1) The picture of the word is that of one who has a task before him that has the serious question of "possibility" in attendance and the person chooses to go with the "it is not possible" option -- denying all available forms of power.
2) Beneath this "choice" aspect of the term, there is the reality that there is at least some "mental arguing" going on in which the pros and cons are considered and the "cons" are permitted to carry the decision. Thus, the word is translated "able to discern"...the person has the ability to do the mental arguing.
3) The preponderance of uses is in the realm of allowing the wrong set of concepts to have the determinative weight in the decision.
b. The word "waver" is a poor choice. The idea is not that someone "wavers", but that someone "throws in the towel". There is such a thing as "wavering" and then recovering and there is such a thing as "wavering" and then being overwhelmed. The majority use of the term is the latter; thus my claim that "waver" is the wrong idea. The idea is "to give up".
c. Thus, Paul's use of the dative form of "unbelief" means "he did not choose to go with the arguments that exist in the realm of unbelief".
3. The third use of the phrase: "he waxed strong in faith."
a. This third use has the verb translated "waxed strong" is the passive voice. Interestingly, the translators almost invariably ignore the fact that it is "passive" and do as they have here: act like it is "active". But, this is an error in judgment. The point is not that Abraham was responsible for becoming strong, but that he had been subjected to tests of faith over and over with increasing levels of "onslaught" so that his "faith immunity" was built up over time to be able to withstand the attack.

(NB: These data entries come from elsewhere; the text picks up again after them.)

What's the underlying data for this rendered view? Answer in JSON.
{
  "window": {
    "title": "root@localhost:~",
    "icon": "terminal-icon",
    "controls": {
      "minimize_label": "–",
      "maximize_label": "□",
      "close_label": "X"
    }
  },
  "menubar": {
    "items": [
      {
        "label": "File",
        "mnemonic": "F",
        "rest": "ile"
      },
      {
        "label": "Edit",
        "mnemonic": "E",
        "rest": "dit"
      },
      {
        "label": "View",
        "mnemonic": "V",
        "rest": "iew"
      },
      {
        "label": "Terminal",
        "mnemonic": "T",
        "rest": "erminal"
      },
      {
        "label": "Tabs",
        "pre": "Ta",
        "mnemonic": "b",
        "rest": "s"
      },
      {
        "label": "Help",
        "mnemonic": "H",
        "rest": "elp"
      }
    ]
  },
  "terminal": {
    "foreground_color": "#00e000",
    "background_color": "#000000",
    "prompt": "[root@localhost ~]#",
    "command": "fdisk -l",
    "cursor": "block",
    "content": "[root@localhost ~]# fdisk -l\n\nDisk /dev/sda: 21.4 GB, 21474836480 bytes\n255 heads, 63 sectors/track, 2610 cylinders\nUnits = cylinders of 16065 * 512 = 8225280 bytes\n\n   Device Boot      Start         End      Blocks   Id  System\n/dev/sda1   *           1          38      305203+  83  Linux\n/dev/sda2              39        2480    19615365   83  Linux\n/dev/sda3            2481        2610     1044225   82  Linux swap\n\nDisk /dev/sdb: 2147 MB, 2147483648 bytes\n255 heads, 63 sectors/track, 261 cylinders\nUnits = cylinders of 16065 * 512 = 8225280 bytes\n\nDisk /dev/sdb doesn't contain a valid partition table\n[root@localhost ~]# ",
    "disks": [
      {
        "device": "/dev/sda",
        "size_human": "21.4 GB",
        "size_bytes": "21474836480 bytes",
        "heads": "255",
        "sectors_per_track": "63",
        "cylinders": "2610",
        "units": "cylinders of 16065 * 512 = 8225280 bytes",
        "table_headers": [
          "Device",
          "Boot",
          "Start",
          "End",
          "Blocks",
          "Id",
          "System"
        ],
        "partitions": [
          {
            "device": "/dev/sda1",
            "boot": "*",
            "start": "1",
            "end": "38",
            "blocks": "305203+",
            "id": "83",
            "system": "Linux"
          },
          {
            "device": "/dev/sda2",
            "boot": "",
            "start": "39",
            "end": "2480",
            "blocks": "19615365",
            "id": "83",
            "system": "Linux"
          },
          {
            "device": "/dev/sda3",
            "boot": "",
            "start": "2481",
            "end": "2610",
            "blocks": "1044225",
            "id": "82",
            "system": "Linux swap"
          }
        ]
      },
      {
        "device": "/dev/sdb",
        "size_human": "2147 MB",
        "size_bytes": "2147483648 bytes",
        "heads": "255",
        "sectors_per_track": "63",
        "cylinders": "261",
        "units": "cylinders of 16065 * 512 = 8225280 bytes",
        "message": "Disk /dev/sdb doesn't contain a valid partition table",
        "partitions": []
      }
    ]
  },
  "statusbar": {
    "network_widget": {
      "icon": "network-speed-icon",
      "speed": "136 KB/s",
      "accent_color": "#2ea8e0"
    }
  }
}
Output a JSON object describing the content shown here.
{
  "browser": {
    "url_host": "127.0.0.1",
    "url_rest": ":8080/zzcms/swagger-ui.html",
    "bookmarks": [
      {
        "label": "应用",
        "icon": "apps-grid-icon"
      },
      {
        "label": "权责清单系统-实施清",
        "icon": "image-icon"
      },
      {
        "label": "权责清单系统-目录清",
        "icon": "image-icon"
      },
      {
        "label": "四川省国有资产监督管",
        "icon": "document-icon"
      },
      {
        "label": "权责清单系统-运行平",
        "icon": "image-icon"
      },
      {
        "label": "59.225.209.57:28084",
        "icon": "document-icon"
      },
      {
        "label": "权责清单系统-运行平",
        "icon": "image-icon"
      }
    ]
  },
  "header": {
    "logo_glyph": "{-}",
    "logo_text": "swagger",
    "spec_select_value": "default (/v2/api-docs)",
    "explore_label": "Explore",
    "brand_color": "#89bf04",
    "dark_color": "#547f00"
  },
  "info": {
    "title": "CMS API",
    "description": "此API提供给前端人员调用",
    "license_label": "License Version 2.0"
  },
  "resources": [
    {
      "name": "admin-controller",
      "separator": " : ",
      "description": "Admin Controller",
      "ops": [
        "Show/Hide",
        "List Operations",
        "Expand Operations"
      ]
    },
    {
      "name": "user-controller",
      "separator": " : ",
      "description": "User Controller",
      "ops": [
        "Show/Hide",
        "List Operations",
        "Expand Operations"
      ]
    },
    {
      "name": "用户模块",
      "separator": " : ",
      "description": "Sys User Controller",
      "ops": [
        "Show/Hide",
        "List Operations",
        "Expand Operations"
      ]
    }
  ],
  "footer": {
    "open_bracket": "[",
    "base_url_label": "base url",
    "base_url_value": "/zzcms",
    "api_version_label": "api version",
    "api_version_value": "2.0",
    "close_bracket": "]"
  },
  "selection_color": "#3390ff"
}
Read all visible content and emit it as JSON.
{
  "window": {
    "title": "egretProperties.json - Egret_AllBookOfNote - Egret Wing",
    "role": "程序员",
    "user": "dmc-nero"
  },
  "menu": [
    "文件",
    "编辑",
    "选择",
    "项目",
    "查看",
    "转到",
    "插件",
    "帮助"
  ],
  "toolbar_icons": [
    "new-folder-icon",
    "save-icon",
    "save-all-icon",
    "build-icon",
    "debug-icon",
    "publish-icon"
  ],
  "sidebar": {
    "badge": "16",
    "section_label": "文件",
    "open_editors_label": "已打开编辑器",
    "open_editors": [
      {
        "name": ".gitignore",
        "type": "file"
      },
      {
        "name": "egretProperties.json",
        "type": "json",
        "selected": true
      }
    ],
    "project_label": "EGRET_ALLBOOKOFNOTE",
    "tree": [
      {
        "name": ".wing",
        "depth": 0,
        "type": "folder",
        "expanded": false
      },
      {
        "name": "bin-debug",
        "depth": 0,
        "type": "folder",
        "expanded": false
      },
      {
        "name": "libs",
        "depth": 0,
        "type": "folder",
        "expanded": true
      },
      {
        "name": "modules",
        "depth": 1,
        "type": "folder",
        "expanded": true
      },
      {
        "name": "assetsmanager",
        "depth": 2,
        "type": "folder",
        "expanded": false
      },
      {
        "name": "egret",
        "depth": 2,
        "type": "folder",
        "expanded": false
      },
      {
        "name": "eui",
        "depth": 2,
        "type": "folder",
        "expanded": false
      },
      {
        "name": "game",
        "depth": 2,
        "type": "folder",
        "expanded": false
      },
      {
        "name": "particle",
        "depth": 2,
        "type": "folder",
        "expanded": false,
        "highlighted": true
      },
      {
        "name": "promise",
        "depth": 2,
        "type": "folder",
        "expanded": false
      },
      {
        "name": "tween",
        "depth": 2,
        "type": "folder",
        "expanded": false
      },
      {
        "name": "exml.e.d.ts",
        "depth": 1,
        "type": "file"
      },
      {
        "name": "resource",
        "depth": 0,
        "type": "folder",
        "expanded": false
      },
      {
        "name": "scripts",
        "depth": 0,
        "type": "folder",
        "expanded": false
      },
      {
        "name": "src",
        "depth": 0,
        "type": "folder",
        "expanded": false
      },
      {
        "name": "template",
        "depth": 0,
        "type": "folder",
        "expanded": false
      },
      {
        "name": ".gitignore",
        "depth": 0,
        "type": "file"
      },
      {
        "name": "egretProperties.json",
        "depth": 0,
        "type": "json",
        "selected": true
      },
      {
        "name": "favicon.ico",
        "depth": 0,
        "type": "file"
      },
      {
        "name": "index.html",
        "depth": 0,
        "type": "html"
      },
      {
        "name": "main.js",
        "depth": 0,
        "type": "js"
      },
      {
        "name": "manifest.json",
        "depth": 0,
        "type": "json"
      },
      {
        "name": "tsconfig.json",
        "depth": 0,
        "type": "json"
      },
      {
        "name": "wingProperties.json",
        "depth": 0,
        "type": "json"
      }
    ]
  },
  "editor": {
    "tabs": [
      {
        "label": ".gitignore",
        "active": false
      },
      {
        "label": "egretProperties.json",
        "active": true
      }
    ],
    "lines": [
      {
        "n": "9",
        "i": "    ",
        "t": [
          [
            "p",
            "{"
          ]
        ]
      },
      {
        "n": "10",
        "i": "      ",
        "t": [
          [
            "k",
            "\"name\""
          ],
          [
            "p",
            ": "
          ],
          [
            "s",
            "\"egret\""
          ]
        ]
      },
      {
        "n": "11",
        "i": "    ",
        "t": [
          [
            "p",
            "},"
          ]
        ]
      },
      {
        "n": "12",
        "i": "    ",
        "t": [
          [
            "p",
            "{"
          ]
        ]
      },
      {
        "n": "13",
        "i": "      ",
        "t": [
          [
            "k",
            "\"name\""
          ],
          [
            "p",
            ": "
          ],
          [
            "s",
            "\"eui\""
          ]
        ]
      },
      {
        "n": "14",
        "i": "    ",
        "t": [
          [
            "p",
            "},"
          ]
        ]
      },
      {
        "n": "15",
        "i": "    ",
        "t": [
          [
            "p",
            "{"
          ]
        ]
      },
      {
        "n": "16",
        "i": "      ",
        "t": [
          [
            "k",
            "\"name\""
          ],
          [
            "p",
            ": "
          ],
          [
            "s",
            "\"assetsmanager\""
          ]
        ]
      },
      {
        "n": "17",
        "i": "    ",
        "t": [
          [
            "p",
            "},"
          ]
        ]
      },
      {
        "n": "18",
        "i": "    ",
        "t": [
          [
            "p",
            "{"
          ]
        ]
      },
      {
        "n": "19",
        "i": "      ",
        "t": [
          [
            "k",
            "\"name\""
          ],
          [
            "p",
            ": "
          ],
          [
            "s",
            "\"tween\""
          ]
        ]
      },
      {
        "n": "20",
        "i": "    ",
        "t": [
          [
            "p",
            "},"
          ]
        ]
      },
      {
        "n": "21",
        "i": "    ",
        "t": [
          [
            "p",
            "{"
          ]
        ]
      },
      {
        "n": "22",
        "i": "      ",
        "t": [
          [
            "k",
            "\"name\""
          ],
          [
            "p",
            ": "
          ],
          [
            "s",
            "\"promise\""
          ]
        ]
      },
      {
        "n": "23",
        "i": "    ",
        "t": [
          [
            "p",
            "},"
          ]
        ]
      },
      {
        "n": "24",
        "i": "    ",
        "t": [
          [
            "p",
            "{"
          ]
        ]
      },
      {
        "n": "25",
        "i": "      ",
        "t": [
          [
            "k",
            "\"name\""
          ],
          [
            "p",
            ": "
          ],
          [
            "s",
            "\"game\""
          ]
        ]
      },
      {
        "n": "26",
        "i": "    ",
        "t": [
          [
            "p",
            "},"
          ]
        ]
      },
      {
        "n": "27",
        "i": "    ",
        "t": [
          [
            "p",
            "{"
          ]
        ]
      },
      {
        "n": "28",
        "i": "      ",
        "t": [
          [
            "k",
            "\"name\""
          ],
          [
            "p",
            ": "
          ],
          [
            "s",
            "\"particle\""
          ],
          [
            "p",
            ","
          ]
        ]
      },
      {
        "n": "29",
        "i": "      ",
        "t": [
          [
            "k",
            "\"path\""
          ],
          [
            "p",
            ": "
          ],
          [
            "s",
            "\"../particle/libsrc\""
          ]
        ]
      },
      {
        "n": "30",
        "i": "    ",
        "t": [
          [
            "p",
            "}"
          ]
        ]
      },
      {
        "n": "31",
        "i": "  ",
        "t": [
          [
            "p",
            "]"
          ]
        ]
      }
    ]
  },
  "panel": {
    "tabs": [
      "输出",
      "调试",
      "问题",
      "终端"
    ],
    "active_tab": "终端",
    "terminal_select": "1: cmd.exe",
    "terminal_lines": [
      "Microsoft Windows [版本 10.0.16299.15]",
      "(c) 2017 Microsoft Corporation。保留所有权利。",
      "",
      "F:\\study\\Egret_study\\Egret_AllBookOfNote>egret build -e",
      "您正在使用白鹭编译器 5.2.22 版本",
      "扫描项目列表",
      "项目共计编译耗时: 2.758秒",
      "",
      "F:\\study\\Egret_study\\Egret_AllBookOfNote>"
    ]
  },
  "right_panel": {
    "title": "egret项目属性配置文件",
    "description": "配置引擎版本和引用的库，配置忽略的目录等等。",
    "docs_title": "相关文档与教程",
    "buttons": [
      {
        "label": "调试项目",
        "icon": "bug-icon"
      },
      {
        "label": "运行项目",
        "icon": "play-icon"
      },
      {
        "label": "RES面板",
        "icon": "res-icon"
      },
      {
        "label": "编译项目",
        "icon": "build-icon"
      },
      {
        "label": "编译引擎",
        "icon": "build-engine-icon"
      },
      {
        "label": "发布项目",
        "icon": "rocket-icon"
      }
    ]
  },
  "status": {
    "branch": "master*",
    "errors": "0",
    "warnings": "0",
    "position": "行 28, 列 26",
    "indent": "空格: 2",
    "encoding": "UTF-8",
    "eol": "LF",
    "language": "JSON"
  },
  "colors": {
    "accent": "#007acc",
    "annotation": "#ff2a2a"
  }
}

b. The aorist tense indicates that the "strengthening" had already occurred and he was now in the position to take God at His word without submitting to the "counter-arguments" of "unbelief" as they were presented in the form of the deadness of both his own body and that of Sarah's womb.